▶ [TASK]: If a line in the records below contains the word "there", return that line.

==== WORKING DATA ====

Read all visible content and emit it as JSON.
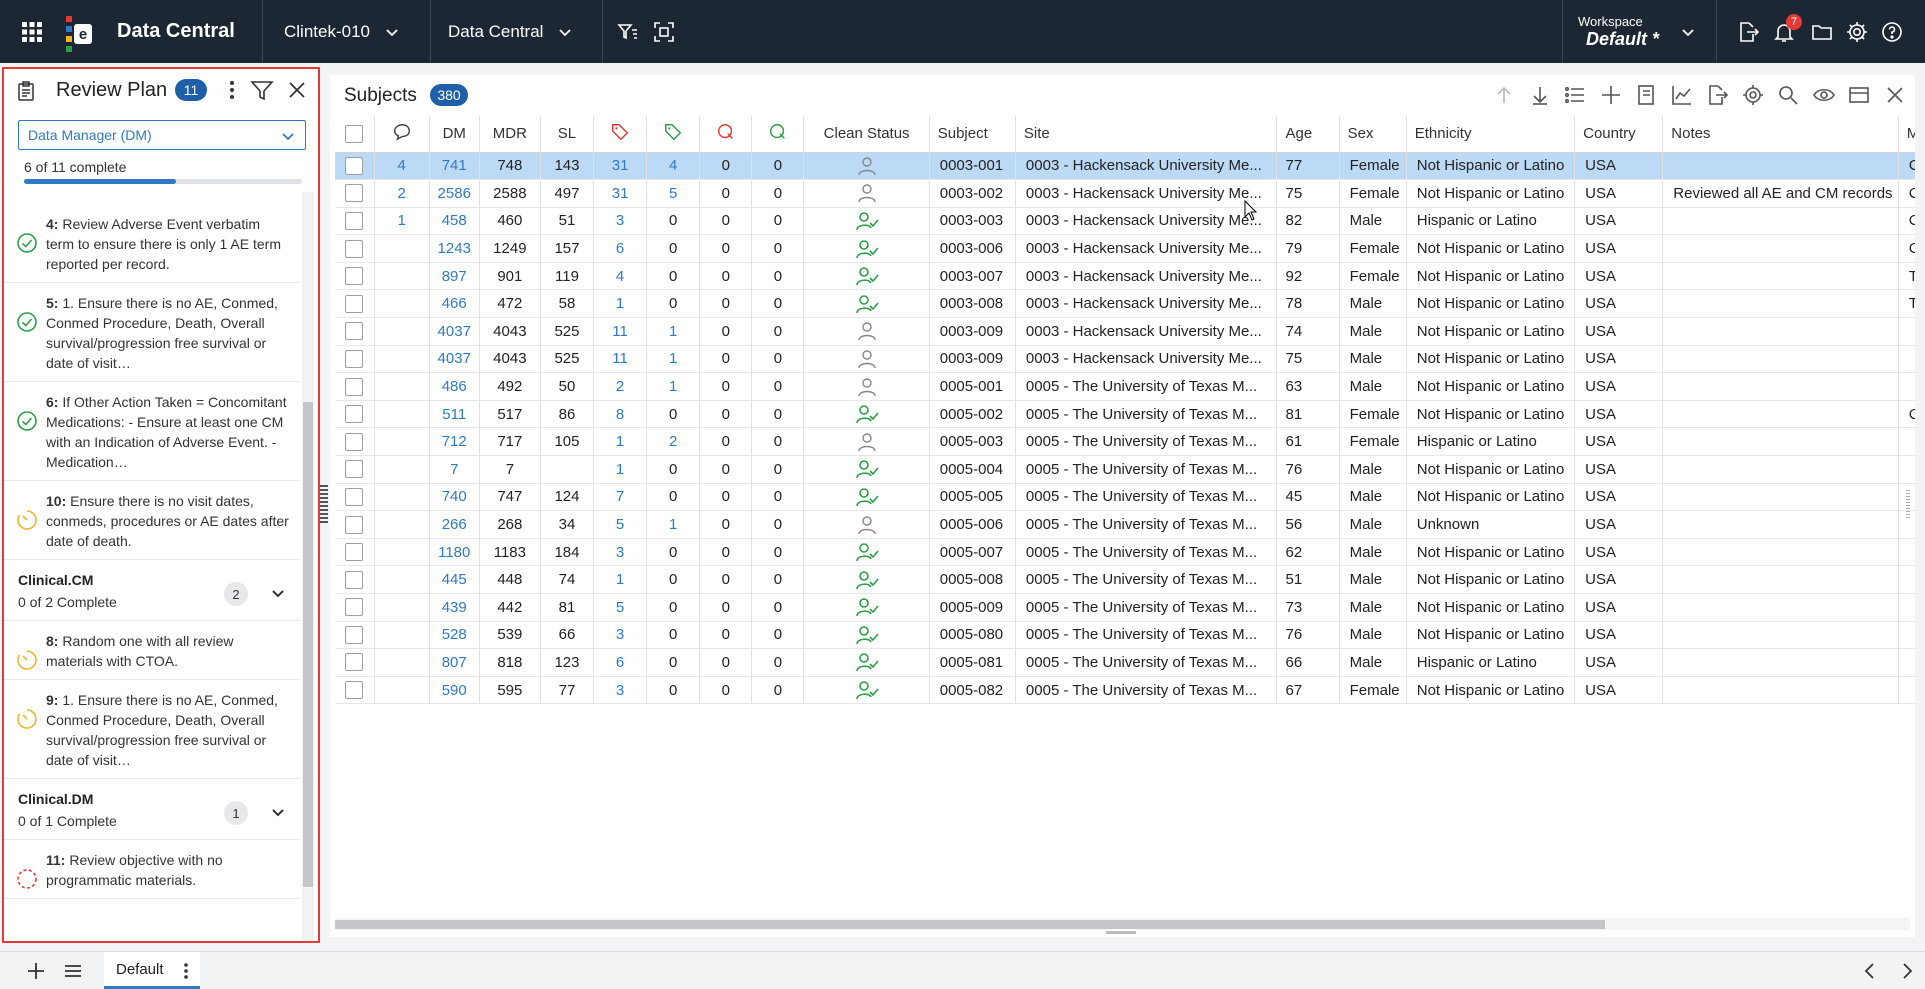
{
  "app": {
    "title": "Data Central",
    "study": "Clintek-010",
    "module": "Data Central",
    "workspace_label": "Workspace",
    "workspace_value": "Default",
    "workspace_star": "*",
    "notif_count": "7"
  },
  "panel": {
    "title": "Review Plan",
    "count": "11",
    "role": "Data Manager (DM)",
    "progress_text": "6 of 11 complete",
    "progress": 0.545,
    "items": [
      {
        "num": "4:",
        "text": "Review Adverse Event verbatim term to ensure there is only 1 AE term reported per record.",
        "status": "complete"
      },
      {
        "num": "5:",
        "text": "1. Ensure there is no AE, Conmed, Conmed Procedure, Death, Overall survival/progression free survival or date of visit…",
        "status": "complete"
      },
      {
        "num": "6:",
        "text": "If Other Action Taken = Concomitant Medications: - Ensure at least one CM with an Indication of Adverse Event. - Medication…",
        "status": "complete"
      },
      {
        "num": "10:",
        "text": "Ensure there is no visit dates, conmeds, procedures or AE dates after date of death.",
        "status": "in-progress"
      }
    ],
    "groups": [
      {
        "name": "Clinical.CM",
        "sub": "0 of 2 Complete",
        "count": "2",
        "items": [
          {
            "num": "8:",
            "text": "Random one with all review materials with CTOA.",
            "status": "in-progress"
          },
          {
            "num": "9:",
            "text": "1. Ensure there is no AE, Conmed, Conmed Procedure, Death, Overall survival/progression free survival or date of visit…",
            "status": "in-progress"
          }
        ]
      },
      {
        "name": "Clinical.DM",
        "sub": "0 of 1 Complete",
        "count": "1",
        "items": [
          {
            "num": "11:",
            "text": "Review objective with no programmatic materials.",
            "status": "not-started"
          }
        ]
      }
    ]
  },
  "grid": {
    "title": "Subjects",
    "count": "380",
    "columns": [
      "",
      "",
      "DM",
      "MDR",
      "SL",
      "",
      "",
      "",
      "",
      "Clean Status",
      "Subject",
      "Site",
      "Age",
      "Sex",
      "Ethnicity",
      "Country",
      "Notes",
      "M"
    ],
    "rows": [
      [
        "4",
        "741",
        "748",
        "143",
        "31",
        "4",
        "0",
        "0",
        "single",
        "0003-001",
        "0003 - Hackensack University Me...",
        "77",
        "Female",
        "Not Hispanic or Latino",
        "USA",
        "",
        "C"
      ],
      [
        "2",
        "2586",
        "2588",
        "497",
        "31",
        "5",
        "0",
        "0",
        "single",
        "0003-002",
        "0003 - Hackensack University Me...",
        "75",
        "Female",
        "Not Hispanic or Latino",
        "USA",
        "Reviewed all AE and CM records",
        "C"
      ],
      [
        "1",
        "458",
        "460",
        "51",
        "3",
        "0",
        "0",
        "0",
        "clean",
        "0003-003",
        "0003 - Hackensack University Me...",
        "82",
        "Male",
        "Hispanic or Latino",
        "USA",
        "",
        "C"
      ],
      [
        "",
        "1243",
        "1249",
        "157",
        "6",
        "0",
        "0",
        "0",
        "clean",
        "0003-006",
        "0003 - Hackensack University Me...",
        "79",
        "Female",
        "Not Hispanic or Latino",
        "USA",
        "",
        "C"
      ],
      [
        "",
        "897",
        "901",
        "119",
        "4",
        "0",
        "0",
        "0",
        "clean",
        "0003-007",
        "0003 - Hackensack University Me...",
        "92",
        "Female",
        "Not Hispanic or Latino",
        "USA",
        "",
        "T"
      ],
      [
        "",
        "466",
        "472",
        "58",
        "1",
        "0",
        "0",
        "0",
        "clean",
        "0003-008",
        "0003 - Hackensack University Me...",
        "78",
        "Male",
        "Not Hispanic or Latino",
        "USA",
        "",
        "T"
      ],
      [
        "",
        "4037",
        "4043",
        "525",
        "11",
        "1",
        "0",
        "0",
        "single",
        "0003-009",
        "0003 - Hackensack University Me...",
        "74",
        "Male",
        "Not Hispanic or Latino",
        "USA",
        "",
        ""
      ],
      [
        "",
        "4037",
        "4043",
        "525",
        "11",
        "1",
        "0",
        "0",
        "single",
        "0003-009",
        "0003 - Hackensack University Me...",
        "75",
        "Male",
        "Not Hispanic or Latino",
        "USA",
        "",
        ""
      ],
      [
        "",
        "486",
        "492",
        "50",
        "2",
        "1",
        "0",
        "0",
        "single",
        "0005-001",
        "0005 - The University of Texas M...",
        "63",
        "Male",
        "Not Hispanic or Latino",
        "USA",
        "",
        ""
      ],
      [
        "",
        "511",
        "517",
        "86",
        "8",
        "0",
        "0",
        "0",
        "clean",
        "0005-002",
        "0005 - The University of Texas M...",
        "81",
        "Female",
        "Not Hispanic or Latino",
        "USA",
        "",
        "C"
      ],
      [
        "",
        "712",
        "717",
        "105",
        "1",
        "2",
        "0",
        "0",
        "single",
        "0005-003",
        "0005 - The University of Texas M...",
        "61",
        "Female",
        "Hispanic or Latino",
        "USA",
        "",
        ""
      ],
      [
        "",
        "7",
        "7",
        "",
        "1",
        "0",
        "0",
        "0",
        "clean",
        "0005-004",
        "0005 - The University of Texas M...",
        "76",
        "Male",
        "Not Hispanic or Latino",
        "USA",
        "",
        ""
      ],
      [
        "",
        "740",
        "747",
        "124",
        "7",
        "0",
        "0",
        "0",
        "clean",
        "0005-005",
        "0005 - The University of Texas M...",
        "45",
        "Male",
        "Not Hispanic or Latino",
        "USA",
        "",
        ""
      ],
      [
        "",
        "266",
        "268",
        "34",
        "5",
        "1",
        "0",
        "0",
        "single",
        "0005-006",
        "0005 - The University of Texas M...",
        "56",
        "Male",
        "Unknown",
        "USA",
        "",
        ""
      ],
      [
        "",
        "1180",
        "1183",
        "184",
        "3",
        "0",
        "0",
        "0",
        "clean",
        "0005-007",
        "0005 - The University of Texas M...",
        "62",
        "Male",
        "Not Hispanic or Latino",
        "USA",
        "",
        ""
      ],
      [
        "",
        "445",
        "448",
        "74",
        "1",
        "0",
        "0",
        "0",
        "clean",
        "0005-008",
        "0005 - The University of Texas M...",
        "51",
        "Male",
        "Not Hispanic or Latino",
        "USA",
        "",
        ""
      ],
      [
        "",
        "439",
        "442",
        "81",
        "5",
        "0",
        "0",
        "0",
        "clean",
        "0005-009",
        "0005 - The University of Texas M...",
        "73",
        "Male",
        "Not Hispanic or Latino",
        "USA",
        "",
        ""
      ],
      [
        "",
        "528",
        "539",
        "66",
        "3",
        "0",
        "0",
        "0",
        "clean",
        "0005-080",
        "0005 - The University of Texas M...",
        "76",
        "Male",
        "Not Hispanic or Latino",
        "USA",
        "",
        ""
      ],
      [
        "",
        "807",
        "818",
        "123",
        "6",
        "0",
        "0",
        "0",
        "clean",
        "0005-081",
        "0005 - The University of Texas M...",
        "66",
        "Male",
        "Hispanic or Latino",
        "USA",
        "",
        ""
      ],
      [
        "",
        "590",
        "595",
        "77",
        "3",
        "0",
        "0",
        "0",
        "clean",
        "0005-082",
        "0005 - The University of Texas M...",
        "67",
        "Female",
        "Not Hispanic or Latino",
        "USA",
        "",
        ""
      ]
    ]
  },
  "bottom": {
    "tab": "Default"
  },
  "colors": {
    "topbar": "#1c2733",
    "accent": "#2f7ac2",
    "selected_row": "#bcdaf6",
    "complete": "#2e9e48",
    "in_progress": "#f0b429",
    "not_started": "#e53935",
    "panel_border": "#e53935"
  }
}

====
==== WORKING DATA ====

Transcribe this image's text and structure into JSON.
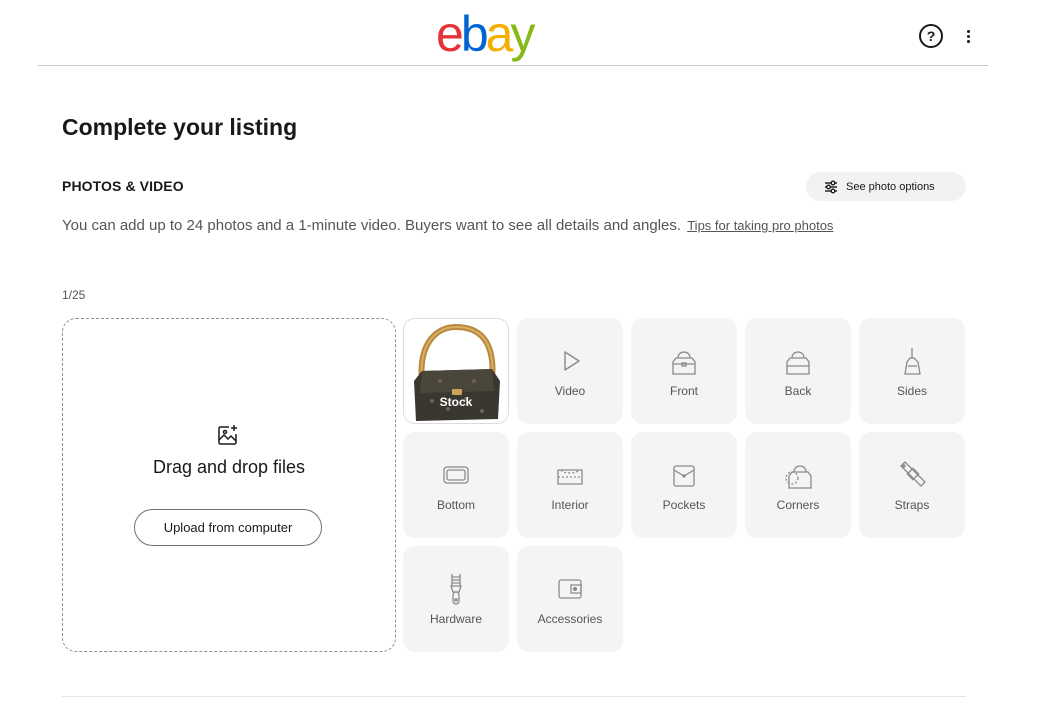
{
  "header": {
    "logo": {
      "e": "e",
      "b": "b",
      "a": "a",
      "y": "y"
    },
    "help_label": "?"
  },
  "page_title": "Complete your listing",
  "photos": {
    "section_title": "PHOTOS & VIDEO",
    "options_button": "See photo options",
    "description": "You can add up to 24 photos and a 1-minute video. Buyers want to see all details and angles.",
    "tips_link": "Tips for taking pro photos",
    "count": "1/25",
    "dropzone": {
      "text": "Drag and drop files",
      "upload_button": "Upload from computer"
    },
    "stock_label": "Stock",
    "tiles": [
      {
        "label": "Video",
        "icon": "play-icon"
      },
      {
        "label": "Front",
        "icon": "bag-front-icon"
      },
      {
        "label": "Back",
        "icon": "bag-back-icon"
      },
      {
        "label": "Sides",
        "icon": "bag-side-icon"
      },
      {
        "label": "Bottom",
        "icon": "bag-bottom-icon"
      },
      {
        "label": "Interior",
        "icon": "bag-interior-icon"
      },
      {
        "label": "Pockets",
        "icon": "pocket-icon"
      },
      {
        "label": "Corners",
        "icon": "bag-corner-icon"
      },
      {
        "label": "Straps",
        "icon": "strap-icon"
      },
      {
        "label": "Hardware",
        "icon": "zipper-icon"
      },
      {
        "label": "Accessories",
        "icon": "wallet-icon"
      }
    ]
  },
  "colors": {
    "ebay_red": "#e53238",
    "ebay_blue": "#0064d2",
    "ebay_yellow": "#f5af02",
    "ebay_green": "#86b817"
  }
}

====

▶ [EXERCISE SOLUTION]:
        "text": "Review Adverse Event verbatim term to ensure there is only 1 AE term reported per record.",
        "text": "1. Ensure there is no AE, Conmed, Conmed Procedure, Death, Overall survival/progression free survival or date of visit…",
        "text": "Ensure there is no visit dates, conmeds, procedures or AE dates after date of death.",
            "text": "1. Ensure there is no AE, Conmed, Conmed Procedure, Death, Overall survival/progression free survival or date of visit…",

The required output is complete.